In a recent paper titled Three world wars: Fiscal–monetary consequences [PDF here], economists Hall and Sargent compared the pandemic fiscal and monetary response to the two World Wars, all of which relied on three primary financing mechanisms: “taxing, borrowing, or printing money”.

Their analysis is important because the “War on COVID-19” shares many similarities with both World Wars:

  • Negative labour supply shocks, i.e., converting civilian workers to soldiers during the twentieth century world wars, and lockdown mandates that diverted workers into unemployment and voluntary withdrawals from the labour force during the COVID-19 pandemic.
  • Extensive government restrictions on domestic and international travel and trade.
  • Surges in federal government expenditures mostly financed by issuing interest-bearing debt and base money.
  • Federal Reserve support of federal bond prices and an expanded Fed balance sheet.

After examining the evidence they concluded that unlike the two World Wars where direct taxes played a major role (20.8% and 30.2% for Wars I and II, respectively), higher taxes have been all but absent (3.5%) in the “War on COVID-19”:

“It is striking how little of the War on COVID-19 has thus far been financed by explicit taxation, even compared to World Wars I and II.18 Harry Truman’s advice about how to pay for a war has temporarily been ignored.”

That decision has consequences. The financing mechanism of choice in the “War on COVID-19” has been the issuance of bonds (67%) and inflation (18.5%), the latter of which Keynes (1919) famously described as a process where governments “confiscate, secretly and unobserved, an important part of the wealth of their citizens”.
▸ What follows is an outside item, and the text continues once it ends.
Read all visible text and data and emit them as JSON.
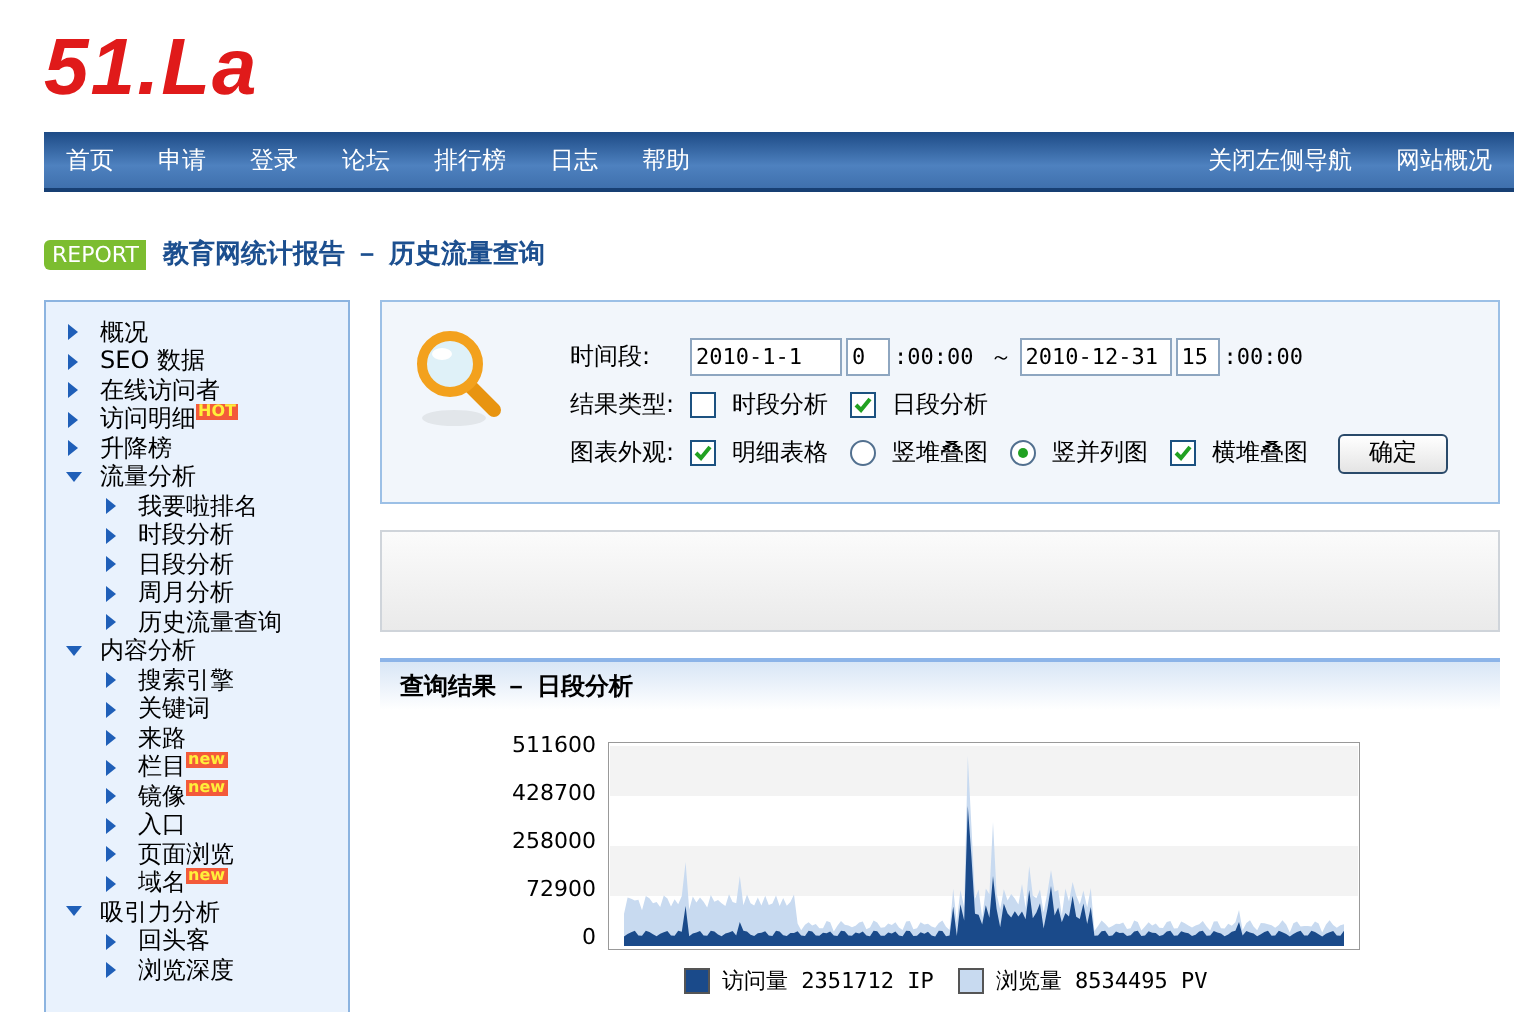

In terms of the large bond issuance – which was also a feature of both World Wars – it’s not entirely clear on whom the burden will fall. During the Wars, the debt was paid primarily by “private owners” through lower bond returns. However, that won’t be as easy this time because:
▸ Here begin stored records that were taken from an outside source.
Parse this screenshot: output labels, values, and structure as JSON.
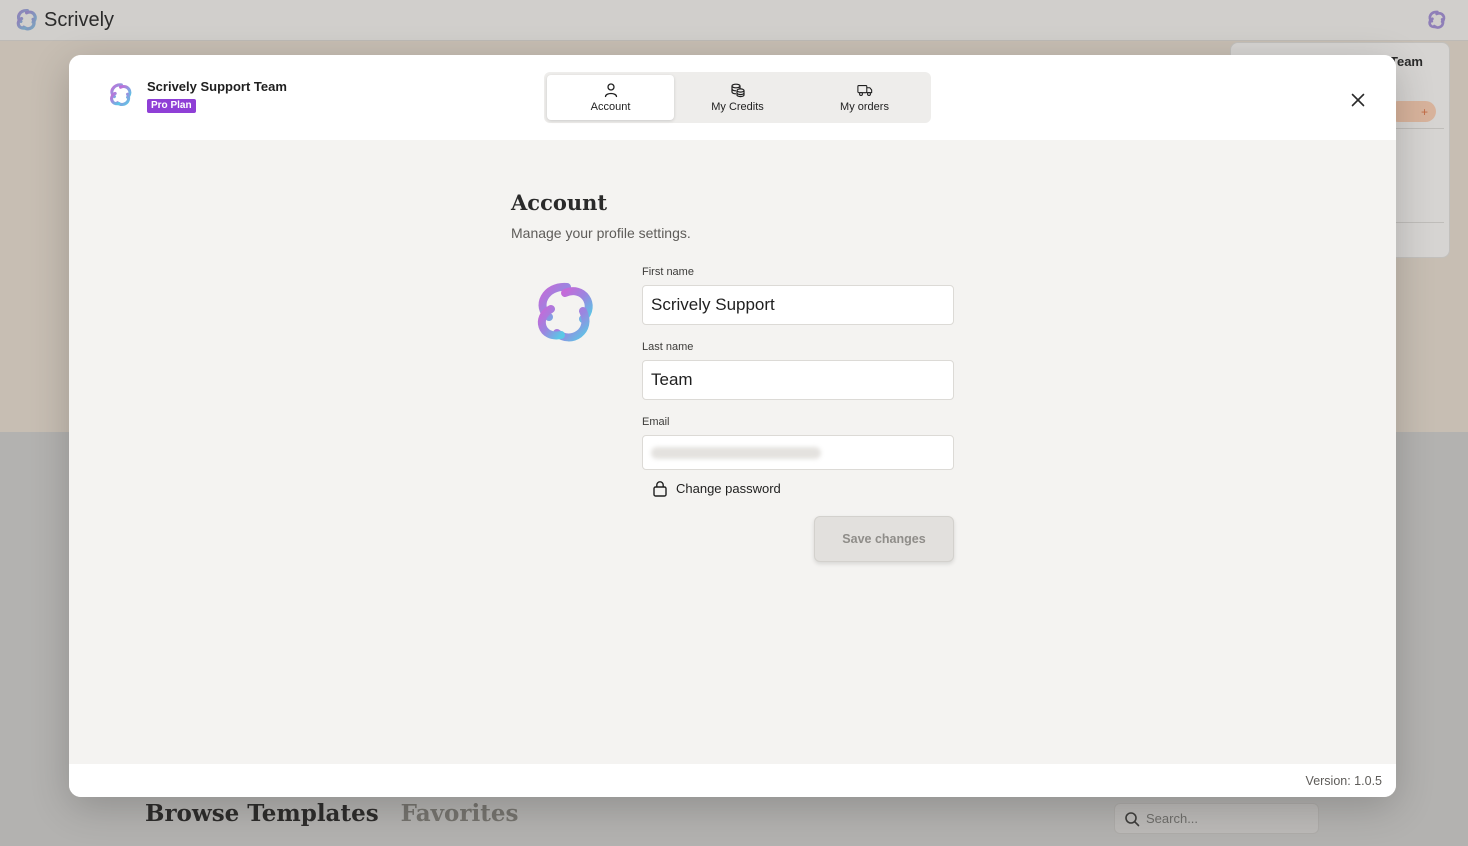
{
  "background": {
    "app_name": "Scrively",
    "dropdown_user_fragment": "Team",
    "credit_fragment": "+",
    "tabs": [
      "Browse Templates",
      "Favorites"
    ],
    "search_placeholder": "Search..."
  },
  "modal": {
    "user": {
      "name": "Scrively Support Team",
      "plan": "Pro Plan"
    },
    "tabs": [
      {
        "label": "Account",
        "icon": "user-icon",
        "active": true
      },
      {
        "label": "My Credits",
        "icon": "coins-icon",
        "active": false
      },
      {
        "label": "My orders",
        "icon": "truck-icon",
        "active": false
      }
    ],
    "title": "Account",
    "subtitle": "Manage your profile settings.",
    "form": {
      "first_name_label": "First name",
      "first_name_value": "Scrively Support",
      "last_name_label": "Last name",
      "last_name_value": "Team",
      "email_label": "Email",
      "change_password": "Change password",
      "save_label": "Save changes"
    },
    "version": "Version: 1.0.5"
  },
  "colors": {
    "plan_badge": "#8f3fd6",
    "logo_gradient_start": "#c56ad8",
    "logo_gradient_end": "#5ac8e6"
  }
}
  • The maturity of total federal debt outstanding is much shorter today.
  • Private investors today hold mostly long-term debt, while the Fed holds short-term debt. This is the reverse of post-WW2.
  • Today, government bonds face greater competition – private investors are free to buy a much wider range of domestic and foreign securities.
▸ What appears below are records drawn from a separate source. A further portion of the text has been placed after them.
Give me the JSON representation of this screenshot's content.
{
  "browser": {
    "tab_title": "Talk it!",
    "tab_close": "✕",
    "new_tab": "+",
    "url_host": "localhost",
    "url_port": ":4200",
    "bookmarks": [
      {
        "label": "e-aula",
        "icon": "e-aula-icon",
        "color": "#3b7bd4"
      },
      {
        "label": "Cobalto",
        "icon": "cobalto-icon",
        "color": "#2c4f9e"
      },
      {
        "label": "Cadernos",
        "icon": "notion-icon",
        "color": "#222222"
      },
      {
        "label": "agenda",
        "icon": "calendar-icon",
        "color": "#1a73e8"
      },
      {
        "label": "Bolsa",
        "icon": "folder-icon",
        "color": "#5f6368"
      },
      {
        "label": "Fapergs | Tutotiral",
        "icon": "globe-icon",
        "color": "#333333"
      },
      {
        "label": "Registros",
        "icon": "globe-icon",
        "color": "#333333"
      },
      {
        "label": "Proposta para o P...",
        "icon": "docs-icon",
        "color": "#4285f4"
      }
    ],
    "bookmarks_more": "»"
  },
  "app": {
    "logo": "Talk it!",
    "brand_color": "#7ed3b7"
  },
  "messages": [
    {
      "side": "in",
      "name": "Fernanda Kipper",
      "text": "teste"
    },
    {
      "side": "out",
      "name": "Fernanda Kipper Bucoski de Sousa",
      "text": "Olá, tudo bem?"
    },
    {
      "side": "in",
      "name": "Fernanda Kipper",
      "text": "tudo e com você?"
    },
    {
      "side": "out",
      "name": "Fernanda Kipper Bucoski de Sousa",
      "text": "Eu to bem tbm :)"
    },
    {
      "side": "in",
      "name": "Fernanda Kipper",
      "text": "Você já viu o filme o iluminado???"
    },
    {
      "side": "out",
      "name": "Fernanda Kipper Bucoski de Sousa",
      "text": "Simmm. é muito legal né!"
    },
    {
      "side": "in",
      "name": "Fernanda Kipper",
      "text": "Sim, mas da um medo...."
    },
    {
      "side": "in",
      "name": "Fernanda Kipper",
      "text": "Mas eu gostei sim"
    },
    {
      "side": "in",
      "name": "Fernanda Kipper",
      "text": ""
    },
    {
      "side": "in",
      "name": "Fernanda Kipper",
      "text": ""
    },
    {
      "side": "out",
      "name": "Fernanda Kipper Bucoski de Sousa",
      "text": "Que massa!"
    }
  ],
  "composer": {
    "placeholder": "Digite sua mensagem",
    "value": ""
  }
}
Essentially, repaying the huge pandemic debt without significant fiscal spending austerity and/or persistent inflation will require higher taxes. Politicians and voters will decide which option(s) are selected but as always, “someone will ultimately pay”.

Chewing the fat

Bits and bytes

🤦‍♂️ An advert for the United Australia Party makes “unsubstantiated claims that an airport at a WA mine could aid a Chinese invasion [but] ignores that the mine is party founder Clive Palmer’s main source of income”.

📈 The head of South Korea’s central bank warned that 50-basis-point interest rate rises are a possibility, depending on “more data by around July and August”. Korea’s cash rate is already 1.5%.

🎮 Researchers at Karolinska Institutet “found that the children who spent an above-average time playing video games increased their intelligence more than the average, while TV watching or social media had neither a positive nor a negative effect”.

🔓 Until the next outbreak: An official revealed that the Chinese government is aiming for Shanghai “to reopen broadly and allow normal life to resume” from 1 June.

📝 Sweden’s government said it was in favour of joining NATO and “We will inform NATO that we want to become a member of the alliance.” If it comes to fruition it would end more than 200 years of neutrality.

🧐 Russia’s President Vladimir Putin said if Sweden and Finland joined NATO it would pose “no direct threat for us… but the expansion of military infrastructure to these territories will certainly provoke our response”.

🦠 Flu season is here: 50 kids contracted the flu at a single Melbourne birthday party, with cases already at their highest level since 2019.

👨‍🌾 India, the world’s 8th largest exporter of wheat, restricted exports in a move “set to reverberate through global agricultural markets”.

🌿 For medicinal purposes only: Thailand’s government will give away “one million free cannabis plants to households across the nation in June to mark a new rule allowing people to grow cannabis at home”.